## TASK DIRECTIONS
What is needed here is every line of the records that includes "text".
*** GIVEN RECORDS Section Begins ***
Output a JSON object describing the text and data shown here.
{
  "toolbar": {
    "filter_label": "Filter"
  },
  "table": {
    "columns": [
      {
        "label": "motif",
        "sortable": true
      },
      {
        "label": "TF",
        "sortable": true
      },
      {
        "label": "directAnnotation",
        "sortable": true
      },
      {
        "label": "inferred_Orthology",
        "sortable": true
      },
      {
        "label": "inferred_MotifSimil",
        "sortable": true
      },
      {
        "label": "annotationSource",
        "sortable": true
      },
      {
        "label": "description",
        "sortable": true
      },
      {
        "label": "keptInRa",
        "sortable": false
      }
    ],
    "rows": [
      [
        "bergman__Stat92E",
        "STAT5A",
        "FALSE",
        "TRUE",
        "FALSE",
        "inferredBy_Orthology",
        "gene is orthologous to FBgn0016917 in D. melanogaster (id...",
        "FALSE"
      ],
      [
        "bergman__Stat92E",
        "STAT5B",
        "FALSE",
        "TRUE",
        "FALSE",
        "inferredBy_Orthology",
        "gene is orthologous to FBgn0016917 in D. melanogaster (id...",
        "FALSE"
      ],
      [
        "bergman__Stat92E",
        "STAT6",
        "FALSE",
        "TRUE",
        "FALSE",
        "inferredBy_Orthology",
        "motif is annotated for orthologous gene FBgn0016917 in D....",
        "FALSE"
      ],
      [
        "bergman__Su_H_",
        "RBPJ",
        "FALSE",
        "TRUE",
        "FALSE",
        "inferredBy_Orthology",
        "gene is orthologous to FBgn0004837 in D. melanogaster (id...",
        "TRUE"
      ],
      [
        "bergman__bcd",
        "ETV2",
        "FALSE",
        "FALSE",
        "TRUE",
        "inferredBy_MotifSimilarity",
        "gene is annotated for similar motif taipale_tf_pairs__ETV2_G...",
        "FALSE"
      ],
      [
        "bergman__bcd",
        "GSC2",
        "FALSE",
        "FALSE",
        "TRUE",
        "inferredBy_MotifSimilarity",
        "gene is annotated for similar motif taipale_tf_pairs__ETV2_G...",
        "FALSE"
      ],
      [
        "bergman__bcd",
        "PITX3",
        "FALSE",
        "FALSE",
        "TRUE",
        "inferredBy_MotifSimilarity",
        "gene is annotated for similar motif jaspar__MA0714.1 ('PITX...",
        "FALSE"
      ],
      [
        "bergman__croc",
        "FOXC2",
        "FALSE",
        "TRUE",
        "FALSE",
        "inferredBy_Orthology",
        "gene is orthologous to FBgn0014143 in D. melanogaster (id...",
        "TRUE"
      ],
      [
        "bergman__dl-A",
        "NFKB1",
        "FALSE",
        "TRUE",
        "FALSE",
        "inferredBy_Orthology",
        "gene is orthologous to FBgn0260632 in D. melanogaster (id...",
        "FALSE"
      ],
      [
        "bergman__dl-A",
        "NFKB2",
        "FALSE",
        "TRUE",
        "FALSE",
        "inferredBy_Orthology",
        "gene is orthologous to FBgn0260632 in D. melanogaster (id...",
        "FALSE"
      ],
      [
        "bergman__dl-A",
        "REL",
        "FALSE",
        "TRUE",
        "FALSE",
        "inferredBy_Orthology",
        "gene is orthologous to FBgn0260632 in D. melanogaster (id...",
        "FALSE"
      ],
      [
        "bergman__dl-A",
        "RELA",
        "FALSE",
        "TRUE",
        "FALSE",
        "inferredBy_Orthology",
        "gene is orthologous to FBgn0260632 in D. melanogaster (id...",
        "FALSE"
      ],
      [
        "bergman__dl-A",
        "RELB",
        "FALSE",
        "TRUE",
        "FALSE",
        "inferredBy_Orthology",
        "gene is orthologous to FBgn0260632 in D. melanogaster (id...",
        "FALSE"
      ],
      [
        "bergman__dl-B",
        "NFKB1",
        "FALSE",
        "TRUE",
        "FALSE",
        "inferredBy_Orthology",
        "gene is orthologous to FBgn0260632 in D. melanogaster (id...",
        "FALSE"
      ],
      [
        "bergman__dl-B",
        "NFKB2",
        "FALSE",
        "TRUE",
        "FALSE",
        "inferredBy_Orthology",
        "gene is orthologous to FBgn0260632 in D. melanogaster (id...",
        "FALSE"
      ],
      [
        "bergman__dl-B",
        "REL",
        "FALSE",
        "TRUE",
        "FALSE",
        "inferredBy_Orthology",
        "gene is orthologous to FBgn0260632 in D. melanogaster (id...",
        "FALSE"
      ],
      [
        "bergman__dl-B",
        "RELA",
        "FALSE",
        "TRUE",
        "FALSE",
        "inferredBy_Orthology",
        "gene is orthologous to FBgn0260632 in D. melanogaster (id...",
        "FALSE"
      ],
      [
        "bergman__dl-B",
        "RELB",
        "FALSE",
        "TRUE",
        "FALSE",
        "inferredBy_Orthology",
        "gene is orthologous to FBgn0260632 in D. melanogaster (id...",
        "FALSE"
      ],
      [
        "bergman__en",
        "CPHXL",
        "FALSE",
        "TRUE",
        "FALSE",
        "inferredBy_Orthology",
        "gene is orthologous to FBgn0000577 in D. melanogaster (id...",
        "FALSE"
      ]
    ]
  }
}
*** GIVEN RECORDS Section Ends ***
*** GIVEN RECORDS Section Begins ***
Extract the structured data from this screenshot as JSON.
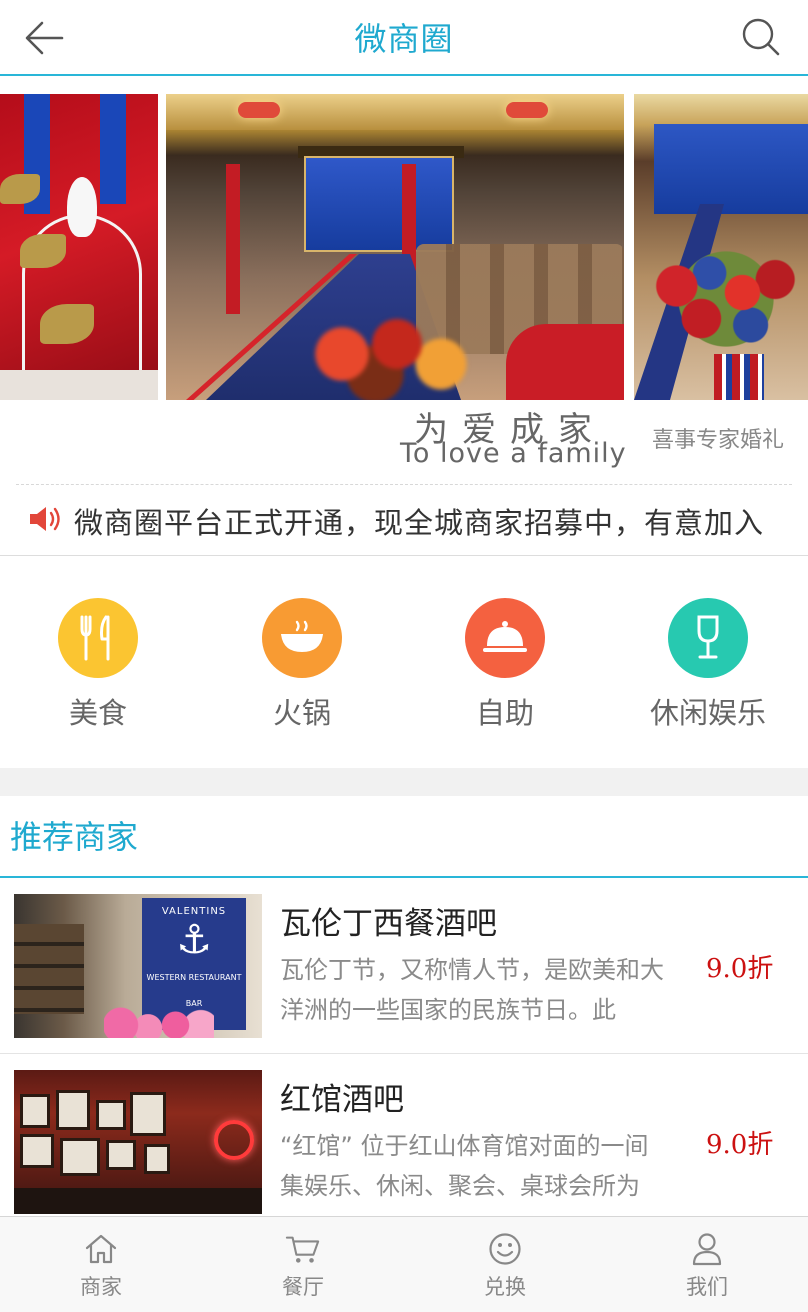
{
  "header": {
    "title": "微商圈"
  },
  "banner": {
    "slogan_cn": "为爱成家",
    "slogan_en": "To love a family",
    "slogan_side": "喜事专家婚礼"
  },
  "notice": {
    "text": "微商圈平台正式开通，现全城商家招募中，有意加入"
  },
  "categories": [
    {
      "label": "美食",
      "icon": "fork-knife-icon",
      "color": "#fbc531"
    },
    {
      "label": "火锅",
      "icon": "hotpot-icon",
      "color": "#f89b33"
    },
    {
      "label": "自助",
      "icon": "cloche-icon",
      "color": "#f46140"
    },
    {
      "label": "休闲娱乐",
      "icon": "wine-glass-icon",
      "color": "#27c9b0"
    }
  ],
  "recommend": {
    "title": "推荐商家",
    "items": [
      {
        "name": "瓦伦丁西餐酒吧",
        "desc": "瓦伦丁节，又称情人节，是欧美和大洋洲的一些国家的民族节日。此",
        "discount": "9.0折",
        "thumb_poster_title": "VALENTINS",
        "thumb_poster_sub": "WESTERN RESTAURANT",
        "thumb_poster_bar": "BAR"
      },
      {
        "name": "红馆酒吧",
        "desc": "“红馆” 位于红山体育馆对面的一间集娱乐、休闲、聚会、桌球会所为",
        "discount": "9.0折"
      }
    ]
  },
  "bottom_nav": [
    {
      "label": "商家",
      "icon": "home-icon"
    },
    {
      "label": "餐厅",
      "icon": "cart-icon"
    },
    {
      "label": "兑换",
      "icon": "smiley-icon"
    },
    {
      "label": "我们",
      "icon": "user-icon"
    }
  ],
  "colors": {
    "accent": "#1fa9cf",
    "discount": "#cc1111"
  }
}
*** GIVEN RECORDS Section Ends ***
## SOLUTION TO THE PROBLEM
Output a JSON object describing the text and data shown here.
    "text": "微商圈平台正式开通，现全城商家招募中，有意加入"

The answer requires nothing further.